  • The probability of having at least one “abnormal” result increases with the number of tests performed. A large number of analytes (e.g. 20 – 40) are usually tested; the probably of at least one “abnormal” result is 65% for 20 tests and 87% for 40 tests, assuming the reference intervals include 95% of results obtained from healthy individuals4
  • Patients are constantly being exposed to hazardous substances and hair will always contain some toxic elements
  • Hair is exposed to the environment, and in general it is not possible to remove only external contaminants from hair. For example, arsenic deposits on the outside of the hair shaft with exposure to the environment (e.g. washing hair with arsenic-containing water). Arsenic is also deposited on the outside of the hair shaft when arsenic-containing water is ingested.

More research is required to define the correlation between the clinical state, hair analysis and blood test results.4

Do exposures to hazardous substances need to be reported?

By law, medical practitioners must inform the local Medical Officer of Health of patients with the following conditions:

  • Lead absorption ≥ 0.48 micromol/L (Health Act 1956)
  • Poisoning arising from chemical contamination of the environment (Health Act 1956)
  • Hazardous substances disease and injury (Hazardous Substances and New Organisms Act 1996).

A hazardous substance is officially defined as anything that can explode, catch fire, oxidise, corrode, or be toxic to humans.

Electronic notifications of hazardous substance exposures (including lead exposures) may now be made through the bestpractice Decision Support module, introduced nationwide in 2013. These notifications are assessed by the Medical Officer of Health and Public health unit staff to determine if further follow-up with the patient is required.

Where the diagnosis of poisoning is unclear, discussion with the Medical Officer of Health may assist in deciding if notification is appropriate, what action might be taken, and what if any public health investigation is required.

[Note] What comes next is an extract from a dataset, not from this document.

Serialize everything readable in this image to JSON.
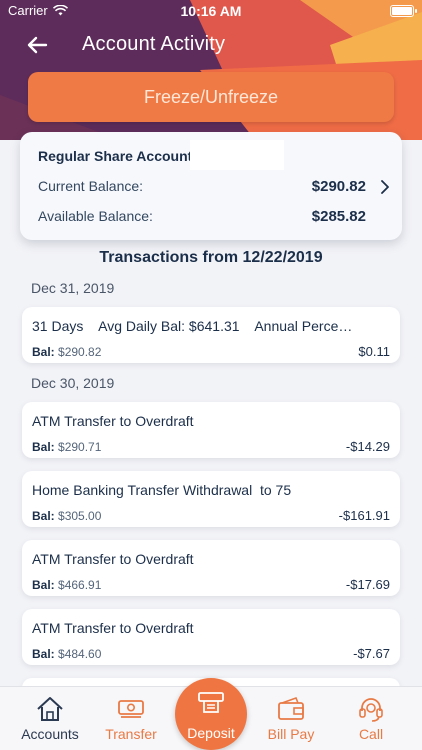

Thank you to Dr Stephen du Toit, Chemical Pathologist, Hamilton for contributing this article.


  1. Burtis C, Ashwood E, Bruns D. Tietz Textbook of Clinical Chemistry and Molecular Diagnostics. 4th ed: Saunders; 2005.
  2. Ministry of Health. The Environmental Case Management of Lead Exposed Persons. Wellington: Ministry of Health; 2012.
  3. Seidel S, Kreutzer R, Smith D, McNeel S, Gilliss D. Assessment of commercial laboratories performing hair mineral analysis. JAMA 2001;285:67-72.
  4. Namkoong S, Hong SP, Kim MH, Park BC. Reliability on intra-laboratory and inter-laboratory data of hair mineral analysis comparing with blood analysis. Ann Dermatol 2013;25:67-72.